§ Exercise description: Exclude the images, then return every line below exactly as written.

§ Supplied records:
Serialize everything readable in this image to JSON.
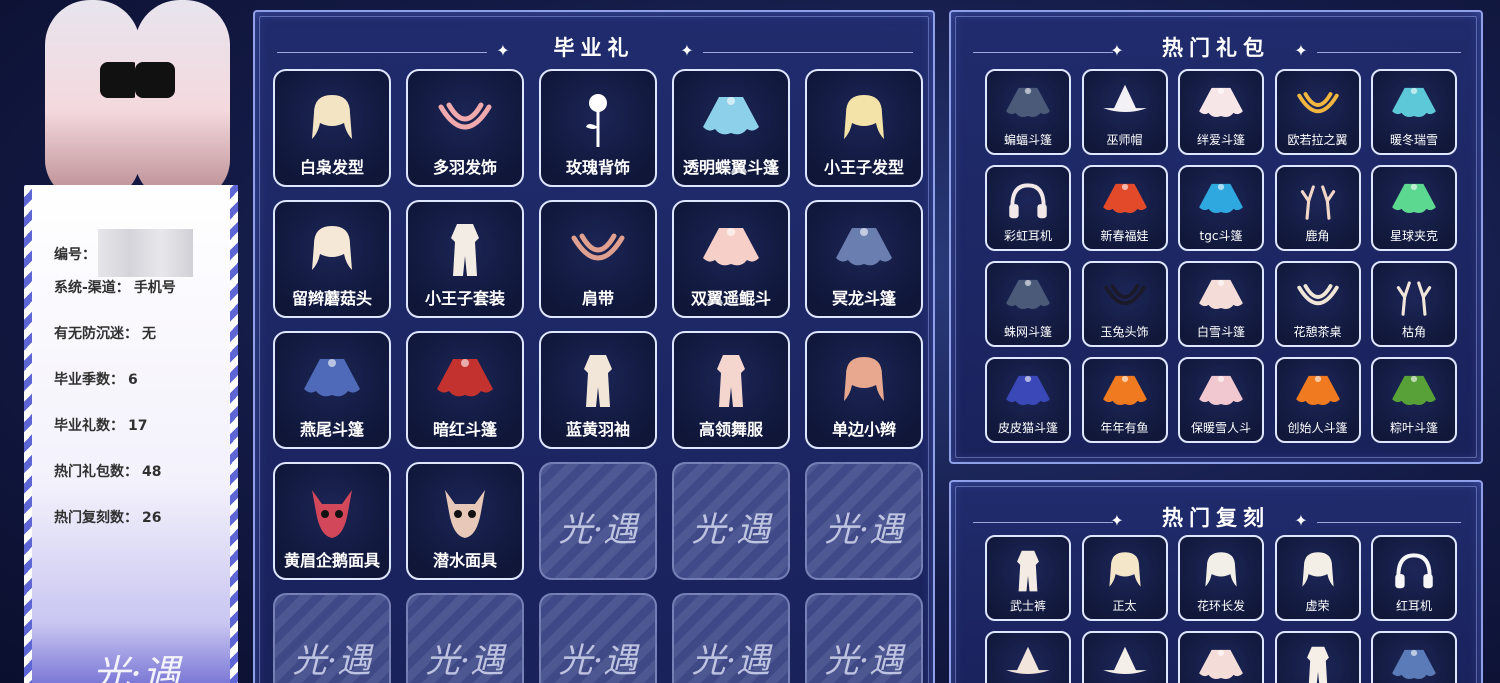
{
  "profile": {
    "id_label": "编号：",
    "rows": [
      {
        "label": "系统-渠道：",
        "value": "手机号"
      },
      {
        "label": "有无防沉迷：",
        "value": "无"
      },
      {
        "label": "毕业季数：",
        "value": "6"
      },
      {
        "label": "毕业礼数：",
        "value": "17"
      },
      {
        "label": "热门礼包数：",
        "value": "48"
      },
      {
        "label": "热门复刻数：",
        "value": "26"
      }
    ],
    "logo_text": "光·遇"
  },
  "graduation": {
    "title": "毕业礼",
    "placeholder_text": "光·遇",
    "items": [
      {
        "label": "白枭发型",
        "icon": "owl-hair-icon",
        "color": "#f3e4c4"
      },
      {
        "label": "多羽发饰",
        "icon": "feather-headband-icon",
        "color": "#f0a9ad"
      },
      {
        "label": "玫瑰背饰",
        "icon": "rose-icon",
        "color": "#ffffff"
      },
      {
        "label": "透明蝶翼斗篷",
        "icon": "butterfly-cape-icon",
        "color": "#8cd0ea"
      },
      {
        "label": "小王子发型",
        "icon": "little-prince-hair-icon",
        "color": "#f4e3a8"
      },
      {
        "label": "留辫蘑菇头",
        "icon": "mushroom-braid-hair-icon",
        "color": "#f5e8d6"
      },
      {
        "label": "小王子套装",
        "icon": "little-prince-outfit-icon",
        "color": "#f3ece4"
      },
      {
        "label": "肩带",
        "icon": "shoulder-strap-icon",
        "color": "#e0a090"
      },
      {
        "label": "双翼遥鲲斗",
        "icon": "double-wing-cape-icon",
        "color": "#f6d0c8"
      },
      {
        "label": "冥龙斗篷",
        "icon": "krill-cape-icon",
        "color": "#6a7fb0"
      },
      {
        "label": "燕尾斗篷",
        "icon": "swallowtail-cape-icon",
        "color": "#4e6ab8"
      },
      {
        "label": "暗红斗篷",
        "icon": "dark-red-cape-icon",
        "color": "#c3322e"
      },
      {
        "label": "蓝黄羽袖",
        "icon": "feather-sleeve-outfit-icon",
        "color": "#f1e6d8"
      },
      {
        "label": "高领舞服",
        "icon": "dance-dress-icon",
        "color": "#f4d6cf"
      },
      {
        "label": "单边小辫",
        "icon": "side-braid-icon",
        "color": "#e8a890"
      },
      {
        "label": "黄眉企鹅面具",
        "icon": "penguin-mask-icon",
        "color": "#d2485a"
      },
      {
        "label": "潜水面具",
        "icon": "diving-mask-icon",
        "color": "#e8c8b8"
      }
    ],
    "empty_slots": 8
  },
  "hot_packs": {
    "title": "热门礼包",
    "items": [
      {
        "label": "蝙蝠斗篷",
        "icon": "bat-cape-icon",
        "color": "#4a5a78"
      },
      {
        "label": "巫师帽",
        "icon": "wizard-hat-icon",
        "color": "#f4f1f6"
      },
      {
        "label": "绊爱斗篷",
        "icon": "heart-cape-icon",
        "color": "#f6e6e8"
      },
      {
        "label": "欧若拉之翼",
        "icon": "aurora-wings-icon",
        "color": "#f0b640"
      },
      {
        "label": "暖冬瑞雪",
        "icon": "winter-cape-icon",
        "color": "#5cc8d8"
      },
      {
        "label": "彩虹耳机",
        "icon": "rainbow-headphones-icon",
        "color": "#f2e8e8"
      },
      {
        "label": "新春福娃",
        "icon": "spring-cape-icon",
        "color": "#e24a2a"
      },
      {
        "label": "tgc斗篷",
        "icon": "tgc-cape-icon",
        "color": "#2fa8e0"
      },
      {
        "label": "鹿角",
        "icon": "deer-antler-icon",
        "color": "#f2d6c8"
      },
      {
        "label": "星球夹克",
        "icon": "planet-jacket-icon",
        "color": "#5cd890"
      },
      {
        "label": "蛛网斗篷",
        "icon": "spider-web-cape-icon",
        "color": "#4a5a78"
      },
      {
        "label": "玉兔头饰",
        "icon": "rabbit-headpiece-icon",
        "color": "#1a1a2a"
      },
      {
        "label": "白雪斗篷",
        "icon": "snow-cape-icon",
        "color": "#f4dcd8"
      },
      {
        "label": "花憩茶桌",
        "icon": "tea-table-icon",
        "color": "#f0e6d8"
      },
      {
        "label": "枯角",
        "icon": "dry-antler-icon",
        "color": "#f2e6da"
      },
      {
        "label": "皮皮猫斗篷",
        "icon": "cat-cape-icon",
        "color": "#3a48b8"
      },
      {
        "label": "年年有鱼",
        "icon": "fish-cape-icon",
        "color": "#f07a20"
      },
      {
        "label": "保暖雪人斗",
        "icon": "snowman-cape-icon",
        "color": "#f2c8d0"
      },
      {
        "label": "创始人斗篷",
        "icon": "founder-cape-icon",
        "color": "#f07a20"
      },
      {
        "label": "粽叶斗篷",
        "icon": "zongzi-cape-icon",
        "color": "#58a038"
      }
    ]
  },
  "hot_reruns": {
    "title": "热门复刻",
    "items": [
      {
        "label": "武士裤",
        "icon": "samurai-pants-icon",
        "color": "#f4ece4"
      },
      {
        "label": "正太",
        "icon": "boy-hair-icon",
        "color": "#f4e6c8"
      },
      {
        "label": "花环长发",
        "icon": "flower-crown-hair-icon",
        "color": "#f2efe8"
      },
      {
        "label": "虚荣",
        "icon": "vanity-hair-icon",
        "color": "#f4efe6"
      },
      {
        "label": "红耳机",
        "icon": "red-headphones-icon",
        "color": "#f6f6f6"
      },
      {
        "label": "",
        "icon": "umbrella-icon",
        "color": "#f2e6dc"
      },
      {
        "label": "",
        "icon": "hat-icon",
        "color": "#f4efe8"
      },
      {
        "label": "",
        "icon": "cape-icon",
        "color": "#f4dcd8"
      },
      {
        "label": "",
        "icon": "outfit-icon",
        "color": "#f6efe8"
      },
      {
        "label": "",
        "icon": "blue-cape-icon",
        "color": "#5a7ab8"
      }
    ]
  }
}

§ Response for this exercise:
Serialize everything readable in this image to JSON.
{
  "profile": {
    "id_label": "编号：",
    "rows": [
      {
        "label": "系统-渠道：",
        "value": "手机号"
      },
      {
        "label": "有无防沉迷：",
        "value": "无"
      },
      {
        "label": "毕业季数：",
        "value": "6"
      },
      {
        "label": "毕业礼数：",
        "value": "17"
      },
      {
        "label": "热门礼包数：",
        "value": "48"
      },
      {
        "label": "热门复刻数：",
        "value": "26"
      }
    ],
    "logo_text": "光·遇"
  },
  "graduation": {
    "title": "毕业礼",
    "placeholder_text": "光·遇",
    "items": [
      {
        "label": "白枭发型",
        "icon": "owl-hair-icon",
        "color": "#f3e4c4"
      },
      {
        "label": "多羽发饰",
        "icon": "feather-headband-icon",
        "color": "#f0a9ad"
      },
      {
        "label": "玫瑰背饰",
        "icon": "rose-icon",
        "color": "#ffffff"
      },
      {
        "label": "透明蝶翼斗篷",
        "icon": "butterfly-cape-icon",
        "color": "#8cd0ea"
      },
      {
        "label": "小王子发型",
        "icon": "little-prince-hair-icon",
        "color": "#f4e3a8"
      },
      {
        "label": "留辫蘑菇头",
        "icon": "mushroom-braid-hair-icon",
        "color": "#f5e8d6"
      },
      {
        "label": "小王子套装",
        "icon": "little-prince-outfit-icon",
        "color": "#f3ece4"
      },
      {
        "label": "肩带",
        "icon": "shoulder-strap-icon",
        "color": "#e0a090"
      },
      {
        "label": "双翼遥鲲斗",
        "icon": "double-wing-cape-icon",
        "color": "#f6d0c8"
      },
      {
        "label": "冥龙斗篷",
        "icon": "krill-cape-icon",
        "color": "#6a7fb0"
      },
      {
        "label": "燕尾斗篷",
        "icon": "swallowtail-cape-icon",
        "color": "#4e6ab8"
      },
      {
        "label": "暗红斗篷",
        "icon": "dark-red-cape-icon",
        "color": "#c3322e"
      },
      {
        "label": "蓝黄羽袖",
        "icon": "feather-sleeve-outfit-icon",
        "color": "#f1e6d8"
      },
      {
        "label": "高领舞服",
        "icon": "dance-dress-icon",
        "color": "#f4d6cf"
      },
      {
        "label": "单边小辫",
        "icon": "side-braid-icon",
        "color": "#e8a890"
      },
      {
        "label": "黄眉企鹅面具",
        "icon": "penguin-mask-icon",
        "color": "#d2485a"
      },
      {
        "label": "潜水面具",
        "icon": "diving-mask-icon",
        "color": "#e8c8b8"
      }
    ],
    "empty_slots": 8
  },
  "hot_packs": {
    "title": "热门礼包",
    "items": [
      {
        "label": "蝙蝠斗篷",
        "icon": "bat-cape-icon",
        "color": "#4a5a78"
      },
      {
        "label": "巫师帽",
        "icon": "wizard-hat-icon",
        "color": "#f4f1f6"
      },
      {
        "label": "绊爱斗篷",
        "icon": "heart-cape-icon",
        "color": "#f6e6e8"
      },
      {
        "label": "欧若拉之翼",
        "icon": "aurora-wings-icon",
        "color": "#f0b640"
      },
      {
        "label": "暖冬瑞雪",
        "icon": "winter-cape-icon",
        "color": "#5cc8d8"
      },
      {
        "label": "彩虹耳机",
        "icon": "rainbow-headphones-icon",
        "color": "#f2e8e8"
      },
      {
        "label": "新春福娃",
        "icon": "spring-cape-icon",
        "color": "#e24a2a"
      },
      {
        "label": "tgc斗篷",
        "icon": "tgc-cape-icon",
        "color": "#2fa8e0"
      },
      {
        "label": "鹿角",
        "icon": "deer-antler-icon",
        "color": "#f2d6c8"
      },
      {
        "label": "星球夹克",
        "icon": "planet-jacket-icon",
        "color": "#5cd890"
      },
      {
        "label": "蛛网斗篷",
        "icon": "spider-web-cape-icon",
        "color": "#4a5a78"
      },
      {
        "label": "玉兔头饰",
        "icon": "rabbit-headpiece-icon",
        "color": "#1a1a2a"
      },
      {
        "label": "白雪斗篷",
        "icon": "snow-cape-icon",
        "color": "#f4dcd8"
      },
      {
        "label": "花憩茶桌",
        "icon": "tea-table-icon",
        "color": "#f0e6d8"
      },
      {
        "label": "枯角",
        "icon": "dry-antler-icon",
        "color": "#f2e6da"
      },
      {
        "label": "皮皮猫斗篷",
        "icon": "cat-cape-icon",
        "color": "#3a48b8"
      },
      {
        "label": "年年有鱼",
        "icon": "fish-cape-icon",
        "color": "#f07a20"
      },
      {
        "label": "保暖雪人斗",
        "icon": "snowman-cape-icon",
        "color": "#f2c8d0"
      },
      {
        "label": "创始人斗篷",
        "icon": "founder-cape-icon",
        "color": "#f07a20"
      },
      {
        "label": "粽叶斗篷",
        "icon": "zongzi-cape-icon",
        "color": "#58a038"
      }
    ]
  },
  "hot_reruns": {
    "title": "热门复刻",
    "items": [
      {
        "label": "武士裤",
        "icon": "samurai-pants-icon",
        "color": "#f4ece4"
      },
      {
        "label": "正太",
        "icon": "boy-hair-icon",
        "color": "#f4e6c8"
      },
      {
        "label": "花环长发",
        "icon": "flower-crown-hair-icon",
        "color": "#f2efe8"
      },
      {
        "label": "虚荣",
        "icon": "vanity-hair-icon",
        "color": "#f4efe6"
      },
      {
        "label": "红耳机",
        "icon": "red-headphones-icon",
        "color": "#f6f6f6"
      },
      {
        "label": "",
        "icon": "umbrella-icon",
        "color": "#f2e6dc"
      },
      {
        "label": "",
        "icon": "hat-icon",
        "color": "#f4efe8"
      },
      {
        "label": "",
        "icon": "cape-icon",
        "color": "#f4dcd8"
      },
      {
        "label": "",
        "icon": "outfit-icon",
        "color": "#f6efe8"
      },
      {
        "label": "",
        "icon": "blue-cape-icon",
        "color": "#5a7ab8"
      }
    ]
  }
}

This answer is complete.